>>> this would not result in errors from those functions of more than
>>> 1ulp in round-to-nearest or 2ulp in other rounding modes (this is
>>> stronger than the limits libm-test.inc places on libm function
>>> errors, but might be a longer-term goal for general libm function
>>> accuracy). The error analysis may be done on the basis of the
>>> existing conditions in those functions for when to use the slow
>>> paths. For example, in e_asin.c:
>>> res = x+t; /* res=arcsin(x) according to Taylor
>>> series */ cor = (x-res)+t;
>>> if (res == res+1.025*cor) return res;
>>> This does not affect cases where multiple-precision slow paths are
>>> needed simply to get results within the normal accuracy goals for
>>> libm functions, or where they are involved in functions that are
>>> fully defined by reference to IEEE 754 operations and so *are*
>>> required to be correctly rounded.
>> This seems good to me.
> Agreed. We've hit these slow paths over the years in benchmarks,
> customer applications and open source code. I was just looking at pow()
> the other week, and every other libm I tested was happy to be at least
> 1 ulp off when testing round to nearest.
Keep in mind these are not the MP fallback paths.
Those higher precision fallback paths are often required just to get
a moderately precise answer. So while this fix might remove some cases where
we were being overly accurate and outside the stated goals, it doesn't
remove cases where we need the accuracy to meet even the minimum goals.
I expect that computations near sharp cuts still require MP solutions to
attain reasonably accurate answers. What users don't like is that the
time taken to compute an answer is not constant, and that might even
constitute a timing oracle in some cases. Either way I think the community
has consensus that we might try an even lower precision libm with constant

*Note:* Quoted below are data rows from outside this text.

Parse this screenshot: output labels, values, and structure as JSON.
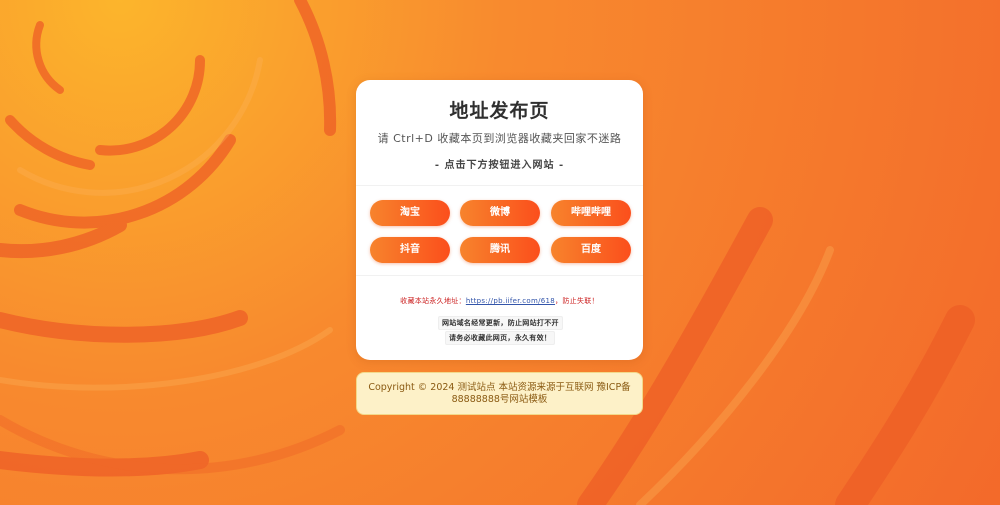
{
  "page": {
    "title": "地址发布页",
    "subtitle": "请 Ctrl+D 收藏本页到浏览器收藏夹回家不迷路",
    "hint": "- 点击下方按钮进入网站 -"
  },
  "buttons": [
    {
      "label": "淘宝"
    },
    {
      "label": "微博"
    },
    {
      "label": "哔哩哔哩"
    },
    {
      "label": "抖音"
    },
    {
      "label": "腾讯"
    },
    {
      "label": "百度"
    }
  ],
  "notice": {
    "prefix": "收藏本站永久地址：",
    "link": "https://pb.iifer.com/618",
    "suffix": "，防止失联！"
  },
  "tags": {
    "line1": "网站域名经常更新，防止网站打不开",
    "line2": "请务必收藏此网页，永久有效！"
  },
  "footer": {
    "line1": "Copyright © 2024 测试站点 本站资源来源于互联网 豫ICP备",
    "line2": "88888888号网站模板"
  },
  "colors": {
    "background": "#f6782c",
    "button_start": "#f7832c",
    "button_end": "#fb4f1c",
    "footer_bg": "#fdf1c8",
    "footer_text": "#8a5a12",
    "notice": "#cc2222"
  }
}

runtime via the use of -ffast-math to select an alternate libm with no MP
fallback and higher ULPs. We have discussed this, but have not moved on